**ACTION ITEM**
The data below should be printed in full, exactly, and without any of its images.

**DATA LISTING**
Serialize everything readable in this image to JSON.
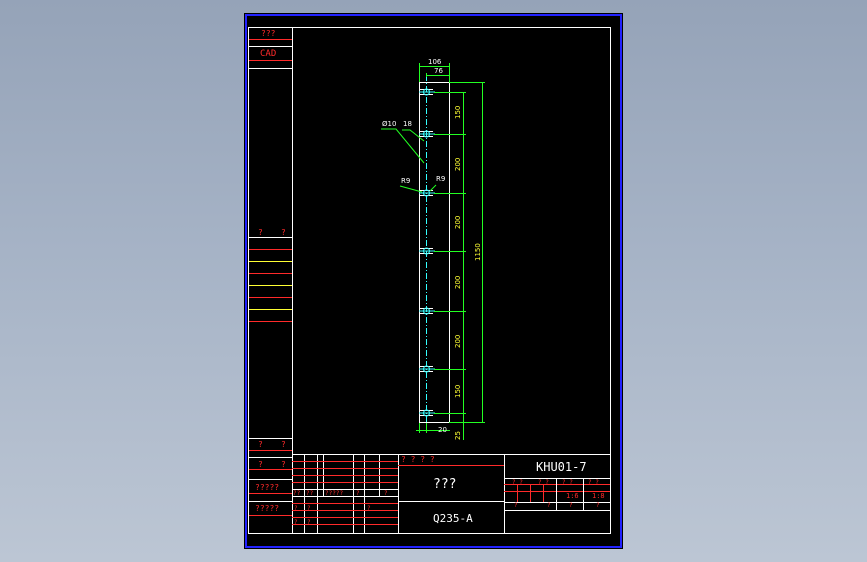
{
  "left_strip": {
    "top_label_1": "???",
    "top_label_2": "CAD",
    "mid_label_a": "?",
    "mid_label_b": "?",
    "bottom_rows": [
      {
        "a": "?",
        "b": "?"
      },
      {
        "a": "?",
        "b": "?"
      },
      {
        "a": "?????",
        "b": ""
      },
      {
        "a": "?????",
        "b": ""
      }
    ]
  },
  "part": {
    "dimensions": {
      "width_total": "106",
      "width_inner": "76",
      "hole_dia": "Ø10",
      "slot": "18",
      "radius_left": "R9",
      "radius_right": "R9",
      "spacings": [
        "150",
        "200",
        "200",
        "200",
        "200",
        "150"
      ],
      "overall_length": "1150",
      "bottom_offset": "20",
      "bottom_edge": "25"
    }
  },
  "title_block": {
    "top_marks": "? ? ? ?",
    "name": "???",
    "material": "Q235-A",
    "drawing_number": "KHU01-7",
    "scale_row": [
      "? ?",
      "? ?",
      "? ?",
      "? ?"
    ],
    "mass_value": "1:6",
    "scale_value": "1:8",
    "misc_cells": [
      "?",
      "?",
      "?",
      "?"
    ],
    "left_grid": {
      "row1": [
        "??",
        "??",
        "?????",
        "?",
        "?"
      ],
      "row2": [
        "?",
        "?",
        "?"
      ],
      "row3": [
        "?",
        "?"
      ]
    }
  },
  "colors": {
    "frame_blue": "#2222ff",
    "line_white": "#ffffff",
    "line_red": "#ff2a2a",
    "line_yellow": "#ffff33",
    "line_green": "#22ff22",
    "line_cyan": "#33ffff",
    "background": "#000000"
  }
}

**RESULT**
Serialize everything readable in this image to JSON.
{
  "left_strip": {
    "top_label_1": "???",
    "top_label_2": "CAD",
    "mid_label_a": "?",
    "mid_label_b": "?",
    "bottom_rows": [
      {
        "a": "?",
        "b": "?"
      },
      {
        "a": "?",
        "b": "?"
      },
      {
        "a": "?????",
        "b": ""
      },
      {
        "a": "?????",
        "b": ""
      }
    ]
  },
  "part": {
    "dimensions": {
      "width_total": "106",
      "width_inner": "76",
      "hole_dia": "Ø10",
      "slot": "18",
      "radius_left": "R9",
      "radius_right": "R9",
      "spacings": [
        "150",
        "200",
        "200",
        "200",
        "200",
        "150"
      ],
      "overall_length": "1150",
      "bottom_offset": "20",
      "bottom_edge": "25"
    }
  },
  "title_block": {
    "top_marks": "? ? ? ?",
    "name": "???",
    "material": "Q235-A",
    "drawing_number": "KHU01-7",
    "scale_row": [
      "? ?",
      "? ?",
      "? ?",
      "? ?"
    ],
    "mass_value": "1:6",
    "scale_value": "1:8",
    "misc_cells": [
      "?",
      "?",
      "?",
      "?"
    ],
    "left_grid": {
      "row1": [
        "??",
        "??",
        "?????",
        "?",
        "?"
      ],
      "row2": [
        "?",
        "?",
        "?"
      ],
      "row3": [
        "?",
        "?"
      ]
    }
  },
  "colors": {
    "frame_blue": "#2222ff",
    "line_white": "#ffffff",
    "line_red": "#ff2a2a",
    "line_yellow": "#ffff33",
    "line_green": "#22ff22",
    "line_cyan": "#33ffff",
    "background": "#000000"
  }
}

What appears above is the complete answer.